If you raise a few farm animals or have a plot to grow your own food, you are considered a hobby farmer, rather than a business, and you can’t deduct any expenses or losses.
But if you devote the majority of your time to farming by investing in buildings, machinery, and inventories to run the operation, you’re likely the owner of a farming business (although farming income does not include money earned from working as an employee on a farm).
For more information on farming, including the types of farming income and deductions and tax credits available to farmers, go to cra.gc.ca/farming.
Generally, farmers can deduct any reasonable current expense incurred to earn farming income, including interest on loans and losses, and the cost of fertilizer, feed, veterinary fees, and materials to pack and ship goods. Other expenses that may be eligible include machinery rental, electricity, insurance, and motor vehicle expenses. And if you decide to farm out some of your accounting duties, you can also deduct the fees you paid to your accountant.
If you had a farm loss for the year, you may be able to deduct up to the full amount of your loss. A farm loss can be carried back from the current year to any of the previous three years or carried forward up to 20 years. For more information on farm losses and how to calculate and apply them, see Chapter 6 of Guide T4003, Farming Income (available at cra.gc.ca/farming).

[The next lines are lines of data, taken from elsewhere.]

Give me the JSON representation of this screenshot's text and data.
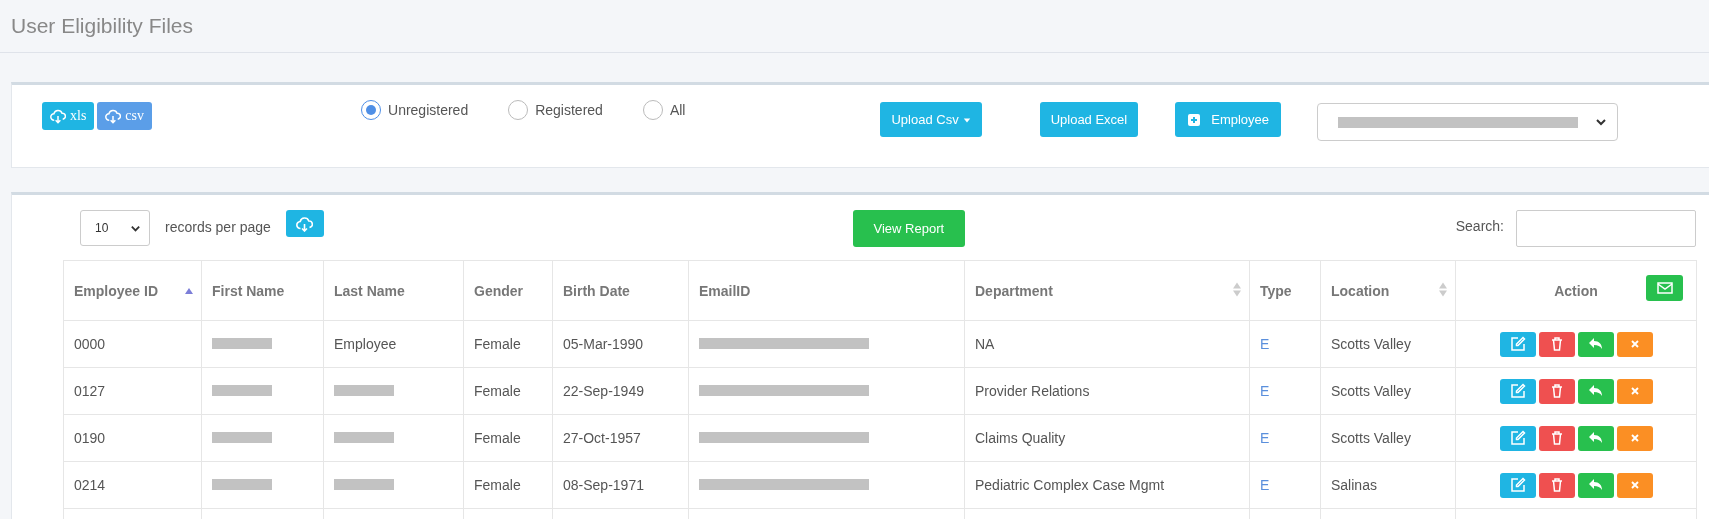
{
  "page_title": "User Eligibility Files",
  "export_buttons": [
    {
      "label": "xls",
      "kind": "xls"
    },
    {
      "label": "csv",
      "kind": "csv"
    }
  ],
  "filter_radios": [
    {
      "label": "Unregistered",
      "selected": true
    },
    {
      "label": "Registered",
      "selected": false
    },
    {
      "label": "All",
      "selected": false
    }
  ],
  "upload_csv": {
    "label": "Upload Csv"
  },
  "upload_excel": {
    "label": "Upload Excel"
  },
  "add_employee": {
    "label": "Employee"
  },
  "company_select": {
    "redacted": true
  },
  "page_size": {
    "value": "10",
    "label": "records per page"
  },
  "view_report": {
    "label": "View Report"
  },
  "search": {
    "label": "Search:"
  },
  "table": {
    "columns": [
      {
        "label": "Employee ID",
        "kind": "sorted"
      },
      {
        "label": "First Name",
        "kind": "plain"
      },
      {
        "label": "Last Name",
        "kind": "plain"
      },
      {
        "label": "Gender",
        "kind": "plain"
      },
      {
        "label": "Birth Date",
        "kind": "plain"
      },
      {
        "label": "EmailID",
        "kind": "plain"
      },
      {
        "label": "Department",
        "kind": "sortable"
      },
      {
        "label": "Type",
        "kind": "plain"
      },
      {
        "label": "Location",
        "kind": "sortable"
      },
      {
        "label": "Action",
        "kind": "plain"
      }
    ],
    "rows": [
      {
        "cells": [
          {
            "text": "0000"
          },
          {
            "redacted": true
          },
          {
            "text": "Employee"
          },
          {
            "text": "Female"
          },
          {
            "text": "05-Mar-1990"
          },
          {
            "redacted": true
          },
          {
            "text": "NA"
          },
          {
            "text": "E",
            "kind": "link"
          },
          {
            "text": "Scotts Valley"
          }
        ]
      },
      {
        "cells": [
          {
            "text": "0127"
          },
          {
            "redacted": true
          },
          {
            "redacted": true
          },
          {
            "text": "Female"
          },
          {
            "text": "22-Sep-1949"
          },
          {
            "redacted": true
          },
          {
            "text": "Provider Relations"
          },
          {
            "text": "E",
            "kind": "link"
          },
          {
            "text": "Scotts Valley"
          }
        ]
      },
      {
        "cells": [
          {
            "text": "0190"
          },
          {
            "redacted": true
          },
          {
            "redacted": true
          },
          {
            "text": "Female"
          },
          {
            "text": "27-Oct-1957"
          },
          {
            "redacted": true
          },
          {
            "text": "Claims Quality"
          },
          {
            "text": "E",
            "kind": "link"
          },
          {
            "text": "Scotts Valley"
          }
        ]
      },
      {
        "cells": [
          {
            "text": "0214"
          },
          {
            "redacted": true
          },
          {
            "redacted": true
          },
          {
            "text": "Female"
          },
          {
            "text": "08-Sep-1971"
          },
          {
            "redacted": true
          },
          {
            "text": "Pediatric Complex Case Mgmt"
          },
          {
            "text": "E",
            "kind": "link"
          },
          {
            "text": "Salinas"
          }
        ]
      }
    ]
  }
}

Eligible farmers who dispose of breeding livestock in a tax year because of drought or flood can exclude a portion of the sale proceeds from their incomes until the following tax year, under the Livestock Tax Deferral Provision. The rule also extends to bees and all types of horses that are over 12 months of age that are kept for breeding.
Do you hire seasonal farm workers? If you hire a qualified Red Seal trade apprentice, such as an agricultural equipment technician, you may be able to claim your employee’s salary as an expense. You may also be able to claim the apprenticeship job creation tax credit. This non-refundable investment tax credit is equal to 10 per cent of the apprentice’s salary or wages (to a maximum of $2,000 per year for each eligible apprentice). For more information on the Apprenticeship Job Creation Tax Credit, go to cra.gc.ca/smallbusiness and select investment tax credit.
If you are caught evading taxes, you may face fines, penalties, or even jail time. However, if you made an error or omission, you can correct the mistake through the Voluntary Disclosures Program. If you make a valid disclosure before you become aware of any compliance action taken against you by the Canada Revenue Agency, you may only have to pay the taxes owing plus interest. For more info, go to cra.gc.ca/voluntarydisclosures.
You need to keep complete records of your business-related expenses to support your claims. To learn more, go to cra.gc.ca/records.
The deadline to file most Canadian income tax and benefit returns for 2015 is April 30. However, since this date is a Saturday, returns and payments will be considered to be made on time if received or postmarked by midnight on May 2. Self-employed individuals and their spouses or common-law partners have until June 15, to file their income tax and benefit returns, but any balance owing is still due no later than May 2.